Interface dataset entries
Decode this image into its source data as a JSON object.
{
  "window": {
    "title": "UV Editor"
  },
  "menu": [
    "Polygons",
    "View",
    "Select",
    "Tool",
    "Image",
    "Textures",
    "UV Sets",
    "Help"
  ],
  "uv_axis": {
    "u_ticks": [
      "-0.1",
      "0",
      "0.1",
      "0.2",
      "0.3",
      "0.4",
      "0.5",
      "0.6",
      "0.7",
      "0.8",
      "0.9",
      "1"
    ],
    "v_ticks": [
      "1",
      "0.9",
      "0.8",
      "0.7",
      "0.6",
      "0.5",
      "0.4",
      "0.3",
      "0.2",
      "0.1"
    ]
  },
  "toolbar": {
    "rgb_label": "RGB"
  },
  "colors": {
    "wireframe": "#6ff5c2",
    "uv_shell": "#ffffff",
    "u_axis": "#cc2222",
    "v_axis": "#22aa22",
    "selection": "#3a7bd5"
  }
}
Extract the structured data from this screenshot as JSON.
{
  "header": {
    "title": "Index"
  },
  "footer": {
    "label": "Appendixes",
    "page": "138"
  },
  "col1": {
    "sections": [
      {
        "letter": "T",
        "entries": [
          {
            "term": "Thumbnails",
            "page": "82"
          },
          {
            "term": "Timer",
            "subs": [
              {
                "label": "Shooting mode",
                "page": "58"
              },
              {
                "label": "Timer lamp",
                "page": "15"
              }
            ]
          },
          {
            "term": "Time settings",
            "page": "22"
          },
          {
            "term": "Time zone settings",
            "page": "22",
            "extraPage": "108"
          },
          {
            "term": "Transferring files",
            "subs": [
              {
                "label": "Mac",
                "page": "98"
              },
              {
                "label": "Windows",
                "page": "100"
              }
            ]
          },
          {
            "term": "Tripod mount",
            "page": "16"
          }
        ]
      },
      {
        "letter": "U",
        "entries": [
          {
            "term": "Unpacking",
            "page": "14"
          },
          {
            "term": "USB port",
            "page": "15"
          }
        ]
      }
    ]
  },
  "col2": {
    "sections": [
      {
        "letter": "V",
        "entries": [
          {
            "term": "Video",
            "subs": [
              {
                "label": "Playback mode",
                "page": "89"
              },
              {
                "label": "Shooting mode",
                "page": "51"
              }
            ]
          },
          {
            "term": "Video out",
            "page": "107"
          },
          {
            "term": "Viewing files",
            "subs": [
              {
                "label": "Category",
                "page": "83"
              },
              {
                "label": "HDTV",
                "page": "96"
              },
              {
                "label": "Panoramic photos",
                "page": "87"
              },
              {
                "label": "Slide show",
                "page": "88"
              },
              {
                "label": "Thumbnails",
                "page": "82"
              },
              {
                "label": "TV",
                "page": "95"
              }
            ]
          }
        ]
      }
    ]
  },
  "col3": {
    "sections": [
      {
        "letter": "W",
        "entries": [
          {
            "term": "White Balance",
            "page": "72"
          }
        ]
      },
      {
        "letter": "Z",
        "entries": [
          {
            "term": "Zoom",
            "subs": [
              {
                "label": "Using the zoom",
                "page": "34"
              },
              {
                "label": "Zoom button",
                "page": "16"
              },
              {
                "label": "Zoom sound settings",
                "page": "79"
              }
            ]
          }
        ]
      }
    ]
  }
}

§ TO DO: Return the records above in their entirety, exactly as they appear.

§ EXPECTED OUTPUT:
Decode this image into its source data as a JSON object.
{
  "window": {
    "title": "UV Editor"
  },
  "menu": [
    "Polygons",
    "View",
    "Select",
    "Tool",
    "Image",
    "Textures",
    "UV Sets",
    "Help"
  ],
  "uv_axis": {
    "u_ticks": [
      "-0.1",
      "0",
      "0.1",
      "0.2",
      "0.3",
      "0.4",
      "0.5",
      "0.6",
      "0.7",
      "0.8",
      "0.9",
      "1"
    ],
    "v_ticks": [
      "1",
      "0.9",
      "0.8",
      "0.7",
      "0.6",
      "0.5",
      "0.4",
      "0.3",
      "0.2",
      "0.1"
    ]
  },
  "toolbar": {
    "rgb_label": "RGB"
  },
  "colors": {
    "wireframe": "#6ff5c2",
    "uv_shell": "#ffffff",
    "u_axis": "#cc2222",
    "v_axis": "#22aa22",
    "selection": "#3a7bd5"
  }
}
Extract the structured data from this screenshot as JSON.
{
  "header": {
    "title": "Index"
  },
  "footer": {
    "label": "Appendixes",
    "page": "138"
  },
  "col1": {
    "sections": [
      {
        "letter": "T",
        "entries": [
          {
            "term": "Thumbnails",
            "page": "82"
          },
          {
            "term": "Timer",
            "subs": [
              {
                "label": "Shooting mode",
                "page": "58"
              },
              {
                "label": "Timer lamp",
                "page": "15"
              }
            ]
          },
          {
            "term": "Time settings",
            "page": "22"
          },
          {
            "term": "Time zone settings",
            "page": "22",
            "extraPage": "108"
          },
          {
            "term": "Transferring files",
            "subs": [
              {
                "label": "Mac",
                "page": "98"
              },
              {
                "label": "Windows",
                "page": "100"
              }
            ]
          },
          {
            "term": "Tripod mount",
            "page": "16"
          }
        ]
      },
      {
        "letter": "U",
        "entries": [
          {
            "term": "Unpacking",
            "page": "14"
          },
          {
            "term": "USB port",
            "page": "15"
          }
        ]
      }
    ]
  },
  "col2": {
    "sections": [
      {
        "letter": "V",
        "entries": [
          {
            "term": "Video",
            "subs": [
              {
                "label": "Playback mode",
                "page": "89"
              },
              {
                "label": "Shooting mode",
                "page": "51"
              }
            ]
          },
          {
            "term": "Video out",
            "page": "107"
          },
          {
            "term": "Viewing files",
            "subs": [
              {
                "label": "Category",
                "page": "83"
              },
              {
                "label": "HDTV",
                "page": "96"
              },
              {
                "label": "Panoramic photos",
                "page": "87"
              },
              {
                "label": "Slide show",
                "page": "88"
              },
              {
                "label": "Thumbnails",
                "page": "82"
              },
              {
                "label": "TV",
                "page": "95"
              }
            ]
          }
        ]
      }
    ]
  },
  "col3": {
    "sections": [
      {
        "letter": "W",
        "entries": [
          {
            "term": "White Balance",
            "page": "72"
          }
        ]
      },
      {
        "letter": "Z",
        "entries": [
          {
            "term": "Zoom",
            "subs": [
              {
                "label": "Using the zoom",
                "page": "34"
              },
              {
                "label": "Zoom button",
                "page": "16"
              },
              {
                "label": "Zoom sound settings",
                "page": "79"
              }
            ]
          }
        ]
      }
    ]
  }
}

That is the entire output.